The data is to be reproduced in full and without error.

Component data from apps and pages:

********************

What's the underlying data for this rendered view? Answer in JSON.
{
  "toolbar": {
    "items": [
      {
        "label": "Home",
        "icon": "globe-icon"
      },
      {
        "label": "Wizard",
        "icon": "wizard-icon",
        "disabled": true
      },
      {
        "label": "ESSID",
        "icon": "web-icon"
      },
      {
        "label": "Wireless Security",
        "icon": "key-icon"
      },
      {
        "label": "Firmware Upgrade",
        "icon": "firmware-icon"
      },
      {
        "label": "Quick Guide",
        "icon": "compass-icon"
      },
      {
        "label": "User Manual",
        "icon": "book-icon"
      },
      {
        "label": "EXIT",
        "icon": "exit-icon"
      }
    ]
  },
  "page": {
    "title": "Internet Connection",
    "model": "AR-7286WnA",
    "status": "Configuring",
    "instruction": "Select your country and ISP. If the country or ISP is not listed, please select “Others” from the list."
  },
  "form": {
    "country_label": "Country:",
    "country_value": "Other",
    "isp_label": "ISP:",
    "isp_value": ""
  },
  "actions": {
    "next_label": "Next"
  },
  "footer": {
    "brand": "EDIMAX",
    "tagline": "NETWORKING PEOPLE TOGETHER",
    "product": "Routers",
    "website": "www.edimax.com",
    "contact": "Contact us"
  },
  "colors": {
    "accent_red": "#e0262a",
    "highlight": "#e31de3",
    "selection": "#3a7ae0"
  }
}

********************

=== SOLUTION TO THIS TASK ===
What's the underlying data for this rendered view? Answer in JSON.
{
  "toolbar": {
    "items": [
      {
        "label": "Home",
        "icon": "globe-icon"
      },
      {
        "label": "Wizard",
        "icon": "wizard-icon",
        "disabled": true
      },
      {
        "label": "ESSID",
        "icon": "web-icon"
      },
      {
        "label": "Wireless Security",
        "icon": "key-icon"
      },
      {
        "label": "Firmware Upgrade",
        "icon": "firmware-icon"
      },
      {
        "label": "Quick Guide",
        "icon": "compass-icon"
      },
      {
        "label": "User Manual",
        "icon": "book-icon"
      },
      {
        "label": "EXIT",
        "icon": "exit-icon"
      }
    ]
  },
  "page": {
    "title": "Internet Connection",
    "model": "AR-7286WnA",
    "status": "Configuring",
    "instruction": "Select your country and ISP. If the country or ISP is not listed, please select “Others” from the list."
  },
  "form": {
    "country_label": "Country:",
    "country_value": "Other",
    "isp_label": "ISP:",
    "isp_value": ""
  },
  "actions": {
    "next_label": "Next"
  },
  "footer": {
    "brand": "EDIMAX",
    "tagline": "NETWORKING PEOPLE TOGETHER",
    "product": "Routers",
    "website": "www.edimax.com",
    "contact": "Contact us"
  },
  "colors": {
    "accent_red": "#e0262a",
    "highlight": "#e31de3",
    "selection": "#3a7ae0"
  }
}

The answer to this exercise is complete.